|Wright Cyclone series|
The Wright Aeronautical Corporation was formed in 1919, initially to develop liquid-cooled Hispano-Suiza V8 engines under license. The Corporation's first original design, the R1, was also the first successful high-powered radial in the USA. Funded by contracts from the US Navy for new air-cooled radials, Wright started a new design (initially called the P2) in 1924. The resignation of Frederick Rentschler to form the Pratt & Whitney Aircraft Company, along with several key engineering personnel, seriously affected the development of the P2 and it did not go into production.
A new design was launched in 1926, known as the R-1750 Cyclone. This was a nine-cylinder radial with a displacement of 1750 cu in and internally cooled exhaust valves. It was type-tested at 500 hp in 1927.
In 1932, the R-1750 was developed to a capacity of 1823 cu in. This was the F model Cyclone, designated R-1820. This engine introduced a forged aluminium crankcase and was developed through the 1930s to reach 890 hp. It used a General Electric supercharger, and Wright concluded that this feature limited the potential power output of the engine. For the next development, the G-Series of 1937, Wright developed its own single-speed supercharger. The G-series was developed to deliver 1200 hp at 2500 rpm and made up the bulk of R-1820 Cyclone production during World War 2. It was installed in the Boeing B-17 Flying Fortress. The final phase of development of the single-row radial design was the H-Series at 1350 hp. A licensed, metricated variant was developed as the Shvetsov M-25.
Wright went on to develop two-row engines with 14 cylinders in two rows of seven, called the Cyclone 14, R-2600. This was installed in the Boeing 314, Grumman TBM/TBF Avenger, North American B-25 Mitchell, and some models of the Douglas A-20 Havoc (RAF Boston).
The penultimate Cyclone development was the 18-cylinder engine R-3350, named the Duplex Cyclone or Cyclone 18. Among other applications, it was installed in the Boeing B-29 Superfortress, Douglas A-1 Skyraider, Lockheed P-2 Neptune, and Lockheed C-121 Constellation. In commercial applications it stayed in production until 1957.

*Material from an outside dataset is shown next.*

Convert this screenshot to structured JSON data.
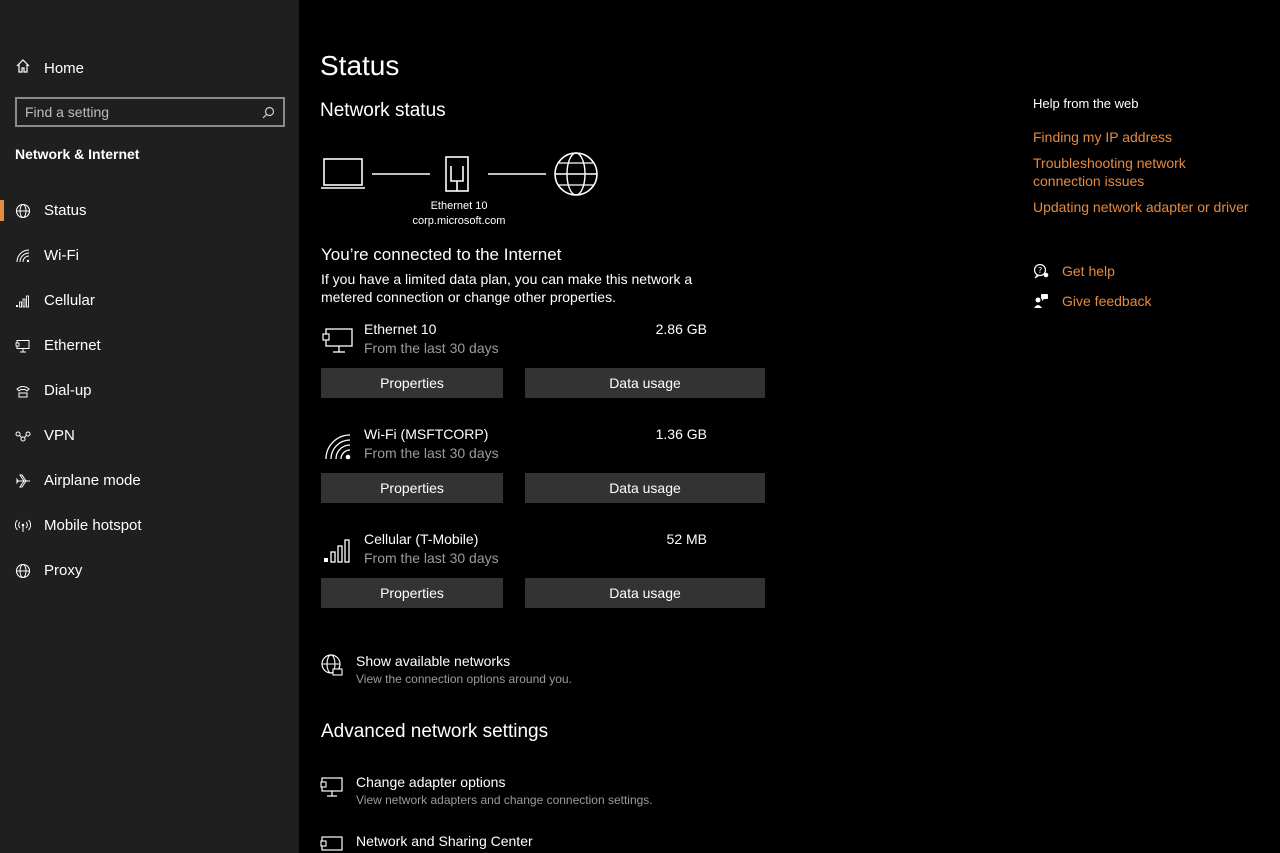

An experimental 22-cylinder two-row radial intended to compete with the large Pratt & Whitney radial engines. Three prototypes are known to have been built, but development was abandoned to allow resources to be used for the R-3350 development programme.